Within a period of three months in 1994, up to one million people were killed as a result of war and genocide in Rwanda. Large numbers were physically and psychologically afflicted for life through maiming, rape and other trauma; over two million fled to neighbouring countries and half as many became internally displaced within Rwanda's borders. Post-genocide Rwanda is dramatically different from pre-genocide Rwanda; the genocide transformed the social, political and cultural landscape of Rwanda and undermined the trust that normally binds its people together. It was against this backdrop that I went to Rwanda in 1995 to engage in a process of action research with local stakeholders, in order to formulate, implement and evaluate a sustainable and effective police training programme. I was also able to reflect upon and research the issues of cultural transferability in a training context. This thesis therefore engages with both of those issues through a framework of the integrated theories of Weaver's `Colliding Icebergs' (1993) and Schein's Process Consultation (1987 and 1998). Weaver believes that entering another culture is similar to two colliding icebergs. The real clash occurs beneath the water where values and thought patterns conflict - the area that Schein describes as `Process' or, when deep-rooted and recurrent, `Structure', that is how things are done. The part of the iceberg that is above the surface would be described by Schein as the `Content' part of culture, that is what is done or the task that is to be achieved. This research describes how our team and other international community transfer agents initially concentrated on the Content aspects of their research and assistance programmes and ignored the Process and Structure elements. In some cases this limited focus had catastrophic effects as many aid workers failed to incorporate the implications of genocide into the design and implementation of their assistance programmes.
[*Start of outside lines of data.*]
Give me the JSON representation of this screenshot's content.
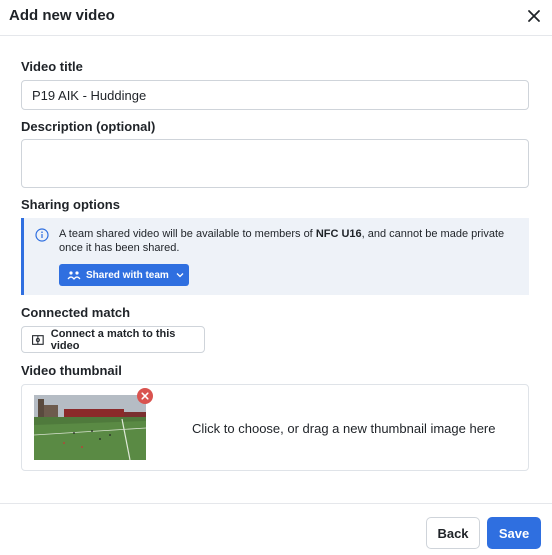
{
  "dialog": {
    "title": "Add new video"
  },
  "video_title": {
    "label": "Video title",
    "value": "P19 AIK - Huddinge"
  },
  "description": {
    "label": "Description (optional)",
    "value": ""
  },
  "sharing": {
    "label": "Sharing options",
    "info_prefix": "A team shared video will be available to members of ",
    "team_name": "NFC U16",
    "info_suffix": ", and cannot be made private once it has been shared.",
    "button_label": "Shared with team"
  },
  "connected_match": {
    "label": "Connected match",
    "button_label": "Connect a match to this video"
  },
  "thumbnail": {
    "label": "Video thumbnail",
    "hint": "Click to choose, or drag a new thumbnail image here"
  },
  "footer": {
    "back_label": "Back",
    "save_label": "Save"
  },
  "colors": {
    "primary": "#2f6fe0",
    "info_bg": "#eef2f8",
    "remove": "#d9534f"
  },
  "icons": [
    "close-icon",
    "info-icon",
    "team-icon",
    "chevron-down-icon",
    "match-icon",
    "remove-icon"
  ]
}
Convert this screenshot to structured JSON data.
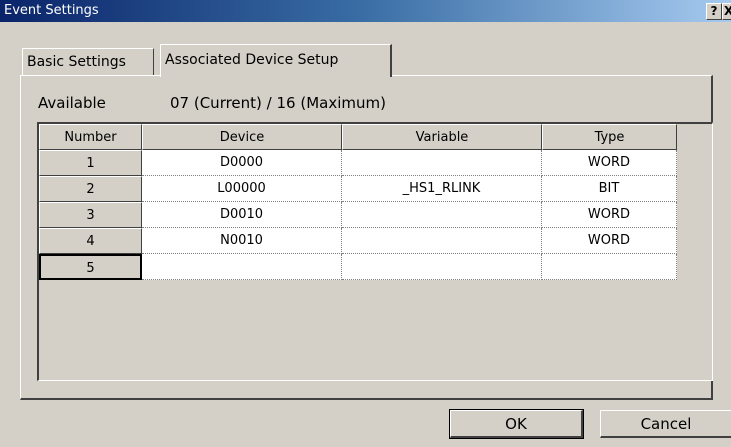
{
  "window": {
    "title": "Event Settings",
    "help_label": "?",
    "close_label": "X"
  },
  "tabs": [
    {
      "label": "Basic Settings",
      "active": false
    },
    {
      "label": "Associated Device Setup",
      "active": true
    }
  ],
  "summary": {
    "available_label": "Available",
    "counts_text": "07 (Current)  /  16 (Maximum)"
  },
  "table": {
    "columns": [
      "Number",
      "Device",
      "Variable",
      "Type"
    ],
    "rows": [
      {
        "number": "1",
        "device": "D0000",
        "variable": "",
        "type": "WORD"
      },
      {
        "number": "2",
        "device": "L00000",
        "variable": "_HS1_RLINK",
        "type": "BIT"
      },
      {
        "number": "3",
        "device": "D0010",
        "variable": "",
        "type": "WORD"
      },
      {
        "number": "4",
        "device": "N0010",
        "variable": "",
        "type": "WORD"
      },
      {
        "number": "5",
        "device": "",
        "variable": "",
        "type": ""
      }
    ]
  },
  "buttons": {
    "ok": "OK",
    "cancel": "Cancel"
  }
}
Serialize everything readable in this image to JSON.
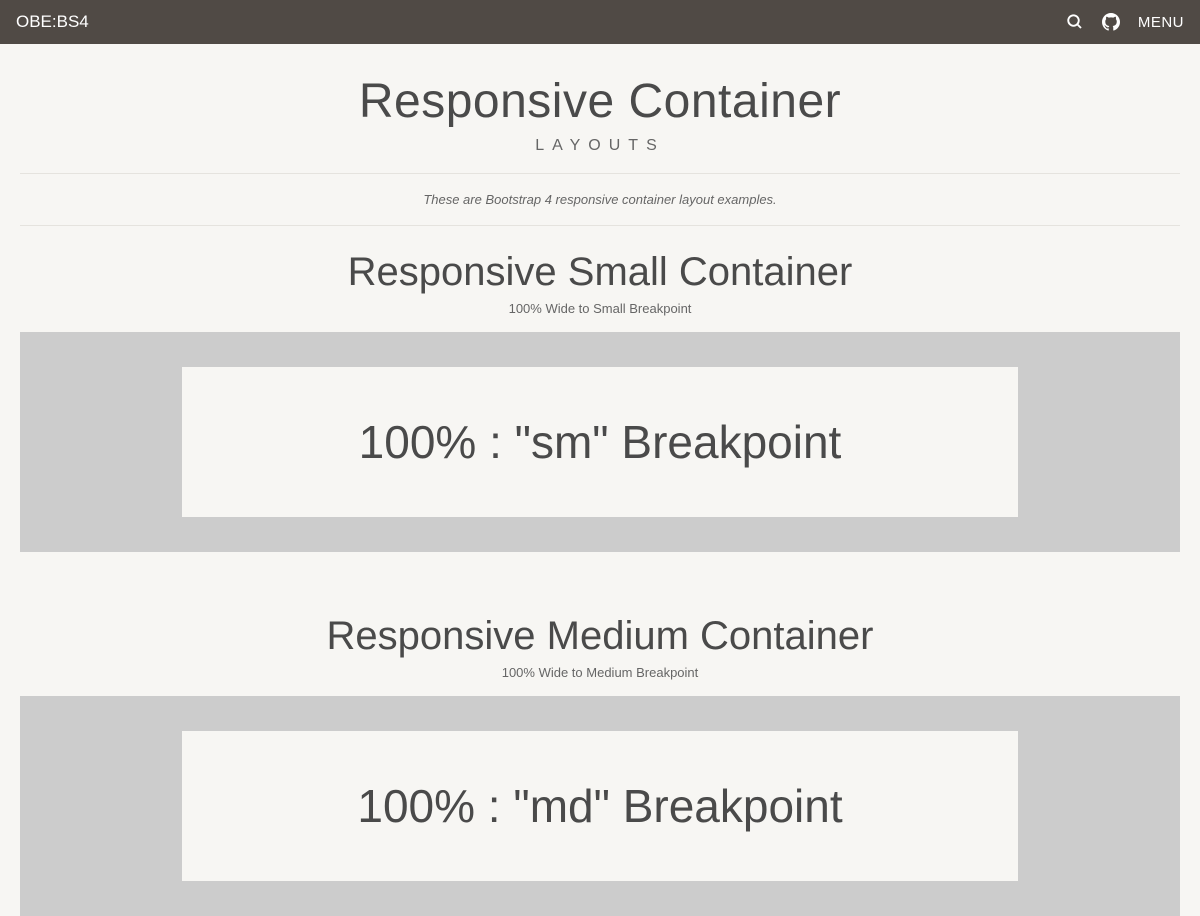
{
  "navbar": {
    "brand": "OBE:BS4",
    "menu_label": "MENU"
  },
  "page": {
    "title": "Responsive Container",
    "subtitle": "LAYOUTS",
    "description": "These are Bootstrap 4 responsive container layout examples."
  },
  "sections": [
    {
      "title": "Responsive Small Container",
      "subtitle": "100% Wide to Small Breakpoint",
      "example_text": "100% : \"sm\" Breakpoint"
    },
    {
      "title": "Responsive Medium Container",
      "subtitle": "100% Wide to Medium Breakpoint",
      "example_text": "100% : \"md\" Breakpoint"
    }
  ]
}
This apparent lack of understanding of the psychological impact of genocide (Process and Structure) contributed to the distrust, and even outright hostility, of the Rwandan government and its people towards many of the international field operations in Rwanda. Whilst working with and developing this theoretical framework for over four and a half years, in a particularly complex and sensitive cross-cultural situation, I identified many strengths that supported this action research. The integrated theories enabled both researchers and practitioners to analyse the cross-cultural situation in which they found themselves in order to fully understand the context of their research and interventions. Additionally, transfer teams and their stakeholder colleagues were able to artificially accelerate the maturity of their crosscultural team, by making their own development part of their formal agenda (Content), rather than leaving it to chance. This research therefore confirms the importance of personal and organisational intercultural training prior to and during any cross-cultural training event and emphasises the need to analyse, and intervene appropriately, in Content, Process and Structure issues. This includes the importance of understanding the external environment that the culture under research finds itself in and the need to acknowledge the shifting and kaleidoscopic nature of ethnic differentiations and identities. It also stresses the importance of communication and, mutual reflection and learning by the `insider' and `outsider' of the culture in which the action research and training is to be carried out.